- **ACTIVITY**: Can you copy out the data exactly? Leave the images out.

+++ SOURCE RECORDS

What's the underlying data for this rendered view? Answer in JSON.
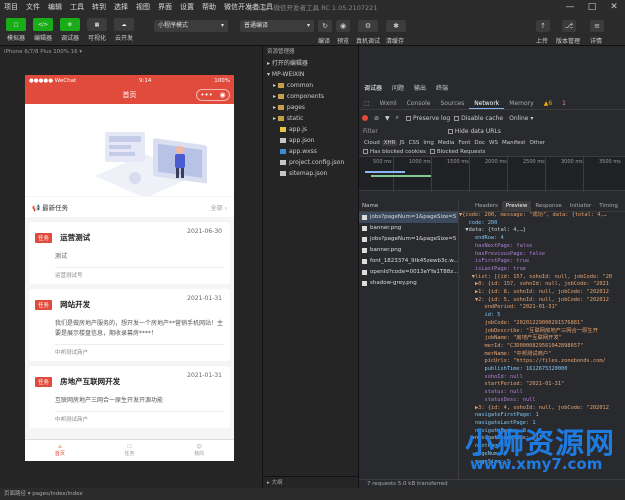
{
  "menu": [
    "项目",
    "文件",
    "编辑",
    "工具",
    "转到",
    "选择",
    "视图",
    "界面",
    "设置",
    "帮助",
    "微信开发者工具"
  ],
  "window_title": "未命名 - 微信开发者工具 RC 1.05.2107221",
  "toolbar": {
    "left": [
      {
        "label": "模拟器",
        "btn": "□"
      },
      {
        "label": "编辑器",
        "btn": "</>"
      },
      {
        "label": "调试器",
        "btn": "⚙"
      },
      {
        "label": "可视化",
        "btn": "▦"
      },
      {
        "label": "云开发",
        "btn": "☁"
      }
    ],
    "mode_select": "小程序模式",
    "compile_select": "普通编译",
    "compile_labels": [
      "编译",
      "预览",
      "真机调试",
      "清缓存"
    ],
    "right": [
      "上传",
      "版本管理",
      "详情"
    ]
  },
  "simulator": {
    "device_label": "iPhone 6/7/8 Plus 100% 16 ▾",
    "status_carrier": "●●●●● WeChat",
    "status_time": "9:14",
    "status_battery": "100%",
    "nav_title": "首页",
    "task_header": "最新任务",
    "task_all": "全部",
    "cards": [
      {
        "tag": "任务",
        "title": "运营测试",
        "date": "2021-06-30",
        "desc": "测试",
        "shop": "运营测试号"
      },
      {
        "tag": "任务",
        "title": "网站开发",
        "date": "2021-01-31",
        "desc": "我们是做房地产服务的，想开发一个房地产**营销手机网站！主要是展示楼盘信息，期收录幕房****！",
        "shop": "中邦测试商户"
      },
      {
        "tag": "任务",
        "title": "房地产互联网开发",
        "date": "2021-01-31",
        "desc": "互联网房地产三网合一原生开发开源功能",
        "shop": "中邦测试商户"
      }
    ],
    "tabs": [
      "首页",
      "任务",
      "我的"
    ]
  },
  "explorer": {
    "title": "资源管理器",
    "open_editors": "打开的编辑器",
    "project": "MP-WEIXIN",
    "items": [
      {
        "name": "common",
        "type": "folder"
      },
      {
        "name": "components",
        "type": "folder"
      },
      {
        "name": "pages",
        "type": "folder"
      },
      {
        "name": "static",
        "type": "folder"
      },
      {
        "name": "app.js",
        "type": "js"
      },
      {
        "name": "app.json",
        "type": "json"
      },
      {
        "name": "app.wxss",
        "type": "wxss"
      },
      {
        "name": "project.config.json",
        "type": "json"
      },
      {
        "name": "sitemap.json",
        "type": "json"
      }
    ],
    "outline": "大纲"
  },
  "devtools": {
    "top_tabs": [
      "调试器",
      "问题",
      "输出",
      "终端"
    ],
    "panel_tabs": [
      "Wxml",
      "Console",
      "Sources",
      "Network",
      "Memory"
    ],
    "active_panel": "Network",
    "warnings": "▲6",
    "errors": "1",
    "options": {
      "preserve": "Preserve log",
      "disable_cache": "Disable cache",
      "online": "Online"
    },
    "filter_label": "Filter",
    "hide_urls": "Hide data URLs",
    "types": [
      "Cloud",
      "XHR",
      "JS",
      "CSS",
      "Img",
      "Media",
      "Font",
      "Doc",
      "WS",
      "Manifest",
      "Other"
    ],
    "blocked": [
      "Has blocked cookies",
      "Blocked Requests"
    ],
    "ticks": [
      "500 ms",
      "1000 ms",
      "1500 ms",
      "2000 ms",
      "2500 ms",
      "3000 ms",
      "3500 ms"
    ],
    "name_header": "Name",
    "requests": [
      "jobs?pageNum=1&pageSize=5",
      "banner.png",
      "jobs?pageNum=1&pageSize=5",
      "banner.png",
      "font_1823374_9tk45zewb3c.w...",
      "openId?code=0013eYYa1T88z...",
      "shadow-grey.png"
    ],
    "preview_tabs": [
      "Headers",
      "Preview",
      "Response",
      "Initiator",
      "Timing"
    ],
    "active_preview": "Preview",
    "status_line": "7 requests    5.0 kB transferred"
  },
  "json_preview": [
    "▼{code: 200, message: \"成功\", data: {total: 4,…",
    "   code: 200",
    "  ▼data: {total: 4,…}",
    "     endRow: 4",
    "     hasNextPage: false",
    "     hasPreviousPage: false",
    "     isFirstPage: true",
    "     isLastPage: true",
    "    ▼list: [{id: 157, sohoId: null, jobCode: \"20",
    "     ▶0: {id: 157, sohoId: null, jobCode: \"2021",
    "     ▶1: {id: 8, sohoId: null, jobCode: \"202012",
    "     ▼2: {id: 5, sohoId: null, jobCode: \"202012",
    "        endPeriod: \"2021-01-31\"",
    "        id: 5",
    "        jobCode: \"20201229000291576881\"",
    "        jobDescribe: \"互联网房地产三网合一原生开",
    "        jobName: \"房地产互联网开发\"",
    "        merId: \"CJD0000829561042898657\"",
    "        merName: \"中邦测试商户\"",
    "        picUrls: \"https://files.zonebonds.com/",
    "        publishTime: 1612675320000",
    "        sohoId: null",
    "        startPeriod: \"2021-01-31\"",
    "        status: null",
    "        statusDesc: null",
    "     ▶3: {id: 4, sohoId: null, jobCode: \"202012",
    "     navigateFirstPage: 1",
    "     navigateLastPage: 1",
    "     navigatePages: 8",
    "    ▶navigatepageNums: [1]",
    "     nextPage: 0",
    "     pageNum: 1",
    "     pageSize: 5"
  ],
  "footer": "页面路径 ▾   pages/index/index",
  "watermark": "小狮资源网",
  "watermark_url": "www.xmy7.com"
}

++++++

- **ANSWER TO THE PROBLEM**:
What's the underlying data for this rendered view? Answer in JSON.
{
  "menu": [
    "项目",
    "文件",
    "编辑",
    "工具",
    "转到",
    "选择",
    "视图",
    "界面",
    "设置",
    "帮助",
    "微信开发者工具"
  ],
  "window_title": "未命名 - 微信开发者工具 RC 1.05.2107221",
  "toolbar": {
    "left": [
      {
        "label": "模拟器",
        "btn": "□"
      },
      {
        "label": "编辑器",
        "btn": "</>"
      },
      {
        "label": "调试器",
        "btn": "⚙"
      },
      {
        "label": "可视化",
        "btn": "▦"
      },
      {
        "label": "云开发",
        "btn": "☁"
      }
    ],
    "mode_select": "小程序模式",
    "compile_select": "普通编译",
    "compile_labels": [
      "编译",
      "预览",
      "真机调试",
      "清缓存"
    ],
    "right": [
      "上传",
      "版本管理",
      "详情"
    ]
  },
  "simulator": {
    "device_label": "iPhone 6/7/8 Plus 100% 16 ▾",
    "status_carrier": "●●●●● WeChat",
    "status_time": "9:14",
    "status_battery": "100%",
    "nav_title": "首页",
    "task_header": "最新任务",
    "task_all": "全部",
    "cards": [
      {
        "tag": "任务",
        "title": "运营测试",
        "date": "2021-06-30",
        "desc": "测试",
        "shop": "运营测试号"
      },
      {
        "tag": "任务",
        "title": "网站开发",
        "date": "2021-01-31",
        "desc": "我们是做房地产服务的，想开发一个房地产**营销手机网站！主要是展示楼盘信息，期收录幕房****！",
        "shop": "中邦测试商户"
      },
      {
        "tag": "任务",
        "title": "房地产互联网开发",
        "date": "2021-01-31",
        "desc": "互联网房地产三网合一原生开发开源功能",
        "shop": "中邦测试商户"
      }
    ],
    "tabs": [
      "首页",
      "任务",
      "我的"
    ]
  },
  "explorer": {
    "title": "资源管理器",
    "open_editors": "打开的编辑器",
    "project": "MP-WEIXIN",
    "items": [
      {
        "name": "common",
        "type": "folder"
      },
      {
        "name": "components",
        "type": "folder"
      },
      {
        "name": "pages",
        "type": "folder"
      },
      {
        "name": "static",
        "type": "folder"
      },
      {
        "name": "app.js",
        "type": "js"
      },
      {
        "name": "app.json",
        "type": "json"
      },
      {
        "name": "app.wxss",
        "type": "wxss"
      },
      {
        "name": "project.config.json",
        "type": "json"
      },
      {
        "name": "sitemap.json",
        "type": "json"
      }
    ],
    "outline": "大纲"
  },
  "devtools": {
    "top_tabs": [
      "调试器",
      "问题",
      "输出",
      "终端"
    ],
    "panel_tabs": [
      "Wxml",
      "Console",
      "Sources",
      "Network",
      "Memory"
    ],
    "active_panel": "Network",
    "warnings": "▲6",
    "errors": "1",
    "options": {
      "preserve": "Preserve log",
      "disable_cache": "Disable cache",
      "online": "Online"
    },
    "filter_label": "Filter",
    "hide_urls": "Hide data URLs",
    "types": [
      "Cloud",
      "XHR",
      "JS",
      "CSS",
      "Img",
      "Media",
      "Font",
      "Doc",
      "WS",
      "Manifest",
      "Other"
    ],
    "blocked": [
      "Has blocked cookies",
      "Blocked Requests"
    ],
    "ticks": [
      "500 ms",
      "1000 ms",
      "1500 ms",
      "2000 ms",
      "2500 ms",
      "3000 ms",
      "3500 ms"
    ],
    "name_header": "Name",
    "requests": [
      "jobs?pageNum=1&pageSize=5",
      "banner.png",
      "jobs?pageNum=1&pageSize=5",
      "banner.png",
      "font_1823374_9tk45zewb3c.w...",
      "openId?code=0013eYYa1T88z...",
      "shadow-grey.png"
    ],
    "preview_tabs": [
      "Headers",
      "Preview",
      "Response",
      "Initiator",
      "Timing"
    ],
    "active_preview": "Preview",
    "status_line": "7 requests    5.0 kB transferred"
  },
  "json_preview": [
    "▼{code: 200, message: \"成功\", data: {total: 4,…",
    "   code: 200",
    "  ▼data: {total: 4,…}",
    "     endRow: 4",
    "     hasNextPage: false",
    "     hasPreviousPage: false",
    "     isFirstPage: true",
    "     isLastPage: true",
    "    ▼list: [{id: 157, sohoId: null, jobCode: \"20",
    "     ▶0: {id: 157, sohoId: null, jobCode: \"2021",
    "     ▶1: {id: 8, sohoId: null, jobCode: \"202012",
    "     ▼2: {id: 5, sohoId: null, jobCode: \"202012",
    "        endPeriod: \"2021-01-31\"",
    "        id: 5",
    "        jobCode: \"20201229000291576881\"",
    "        jobDescribe: \"互联网房地产三网合一原生开",
    "        jobName: \"房地产互联网开发\"",
    "        merId: \"CJD0000829561042898657\"",
    "        merName: \"中邦测试商户\"",
    "        picUrls: \"https://files.zonebonds.com/",
    "        publishTime: 1612675320000",
    "        sohoId: null",
    "        startPeriod: \"2021-01-31\"",
    "        status: null",
    "        statusDesc: null",
    "     ▶3: {id: 4, sohoId: null, jobCode: \"202012",
    "     navigateFirstPage: 1",
    "     navigateLastPage: 1",
    "     navigatePages: 8",
    "    ▶navigatepageNums: [1]",
    "     nextPage: 0",
    "     pageNum: 1",
    "     pageSize: 5"
  ],
  "footer": "页面路径 ▾   pages/index/index",
  "watermark": "小狮资源网",
  "watermark_url": "www.xmy7.com"
}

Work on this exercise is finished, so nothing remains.